SHA president Judith Mullen is expected to highlight the widening gap in results between the richest and poorest students, and the growth in teenage crime.
The union sees plans to set each school a target for reducing expulsions as a potential nightmare for heads. Those targets are an attempt to stop schools dumping their problem children on each other - or on the street.
SHA wants help in developing a wider range of strategies, including more alternatives to school-based education.
"Targets will make learning more difficult for the vast majority of students," Ms Mullen said this week. "Heads will have to prove the case for exclusion almost as if in a court of law. We want more creative intervention strategies outside the mainstream for these children. We don't want them to go into the black hole that so many of them disappear into at the moment."
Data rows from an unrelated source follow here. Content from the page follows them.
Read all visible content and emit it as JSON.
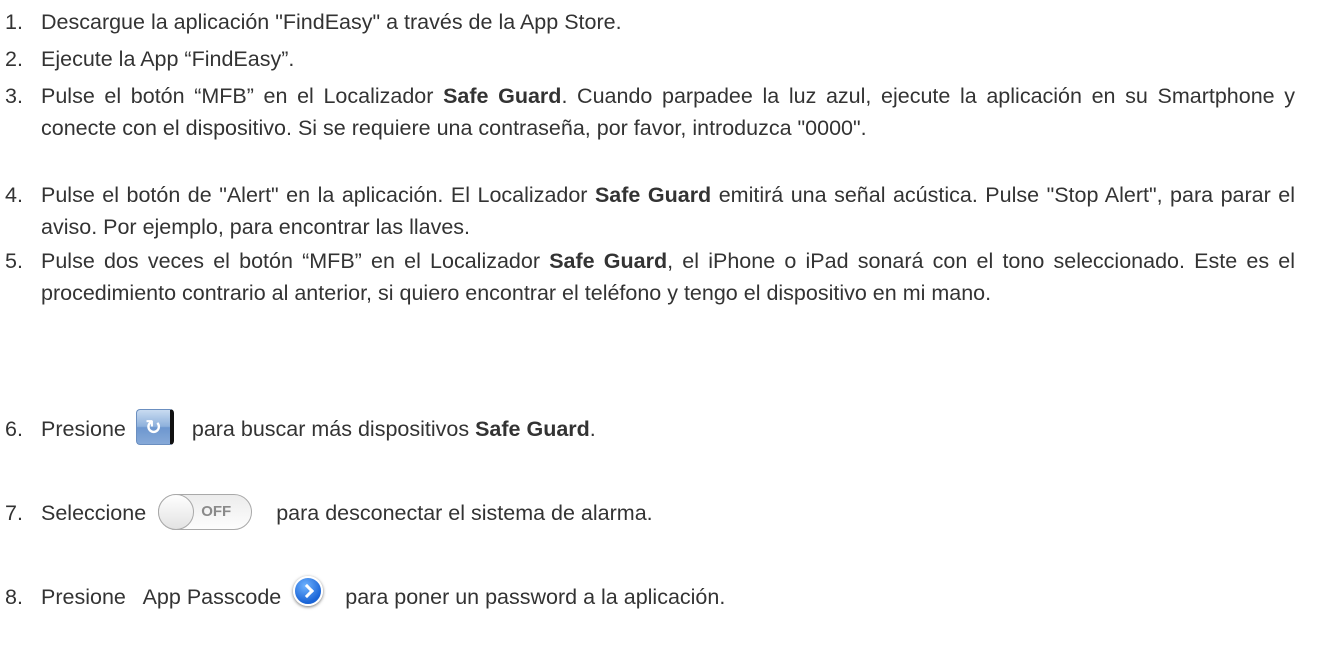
{
  "steps": [
    {
      "number": "1.",
      "text": "Descargue la aplicación \"FindEasy\" a través de la App Store."
    },
    {
      "number": "2.",
      "text": "Ejecute la App “FindEasy”."
    },
    {
      "number": "3.",
      "part1": "Pulse el botón “MFB” en el Localizador ",
      "bold": "Safe Guard",
      "part2": ". Cuando parpadee la luz azul, ejecute la aplicación en su Smartphone y conecte con el dispositivo. Si se requiere una contraseña, por favor, introduzca \"0000\"."
    },
    {
      "number": "4.",
      "part1": "Pulse el botón de \"Alert\" en la aplicación. El Localizador ",
      "bold": "Safe Guard",
      "part2": " emitirá una señal acústica. Pulse \"Stop Alert\", para parar el aviso. Por ejemplo, para encontrar las llaves."
    },
    {
      "number": "5.",
      "part1": "Pulse dos veces el botón “MFB” en el Localizador ",
      "bold": "Safe Guard",
      "part2": ", el iPhone o iPad sonará con el tono seleccionado. Este es el procedimiento contrario al anterior, si quiero encontrar el teléfono y tengo el dispositivo en mi mano."
    },
    {
      "number": "6.",
      "part1": "Presione",
      "icon": "refresh-icon",
      "part2": "para buscar más dispositivos ",
      "bold": "Safe Guard",
      "part3": "."
    },
    {
      "number": "7.",
      "part1": "Seleccione",
      "icon": "toggle-off-icon",
      "toggle_label": "OFF",
      "part2": "para desconectar el sistema de alarma."
    },
    {
      "number": "8.",
      "part1": "Presione   App Passcode",
      "icon": "disclosure-arrow-icon",
      "part2": "para poner un password a la aplicación."
    }
  ],
  "colors": {
    "text": "#333333",
    "refresh_button": "#8eb1dc",
    "disclosure_button": "#1a64d6"
  }
}
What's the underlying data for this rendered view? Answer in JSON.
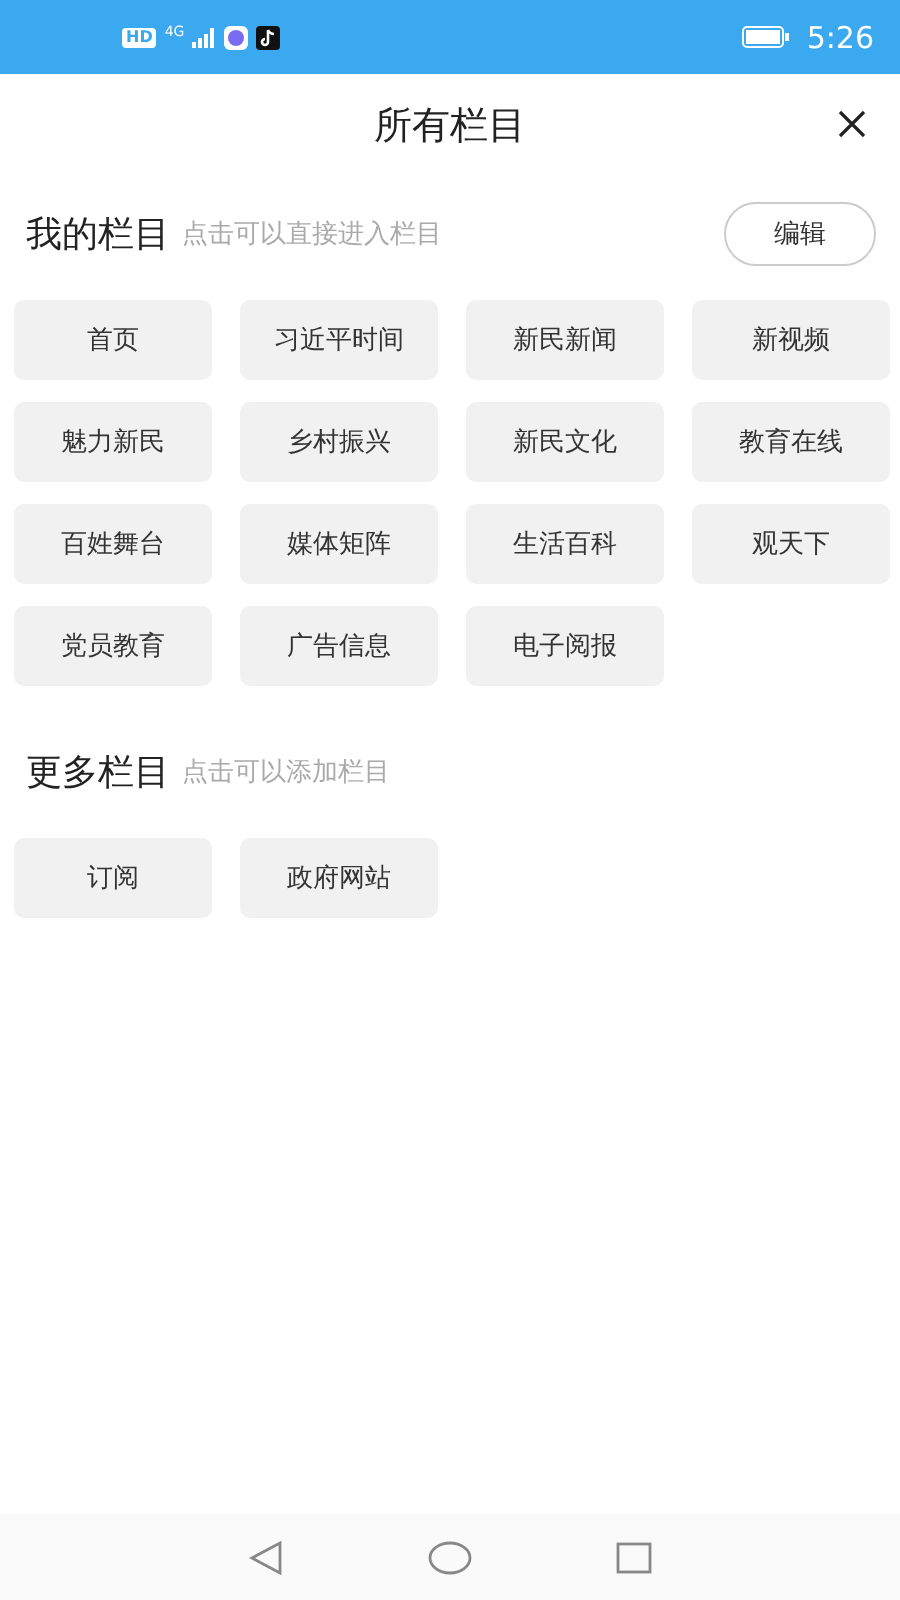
{
  "status_bar": {
    "hd": "HD",
    "network": "4G",
    "time": "5:26"
  },
  "header": {
    "title": "所有栏目"
  },
  "my_channels": {
    "title": "我的栏目",
    "hint": "点击可以直接进入栏目",
    "edit_button": "编辑",
    "items": [
      "首页",
      "习近平时间",
      "新民新闻",
      "新视频",
      "魅力新民",
      "乡村振兴",
      "新民文化",
      "教育在线",
      "百姓舞台",
      "媒体矩阵",
      "生活百科",
      "观天下",
      "党员教育",
      "广告信息",
      "电子阅报"
    ]
  },
  "more_channels": {
    "title": "更多栏目",
    "hint": "点击可以添加栏目",
    "items": [
      "订阅",
      "政府网站"
    ]
  }
}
The conference in Brighton is the first under new general secretary John Dunford. He has been credited with raising the union's profile and putting across more directly the professional concerns of members.
Those concerns this year will inevitably include the Green Paper - heads question whether enough money is being made available, and fear they will be overwhelmed as up to 250,000 teachers rush to cross the threshold in the first year.
But they will also include pay for heads and deputies. Heads are angry that three months after the Government's headline-grabbing award of up to 10 per cent, they still don't know the full extent of this year's pay rise. Most are likely to be considerably less, some as little as the 3.5 per cent they received this month as a first instalment.
Deputies too, who make up half the union's membership, are unhappy at seeing the pay gap widen. It remains to be seen whether minister Estelle Morris will placate them when she pledges a review of deputies' pay in her address to the conference this afternoon.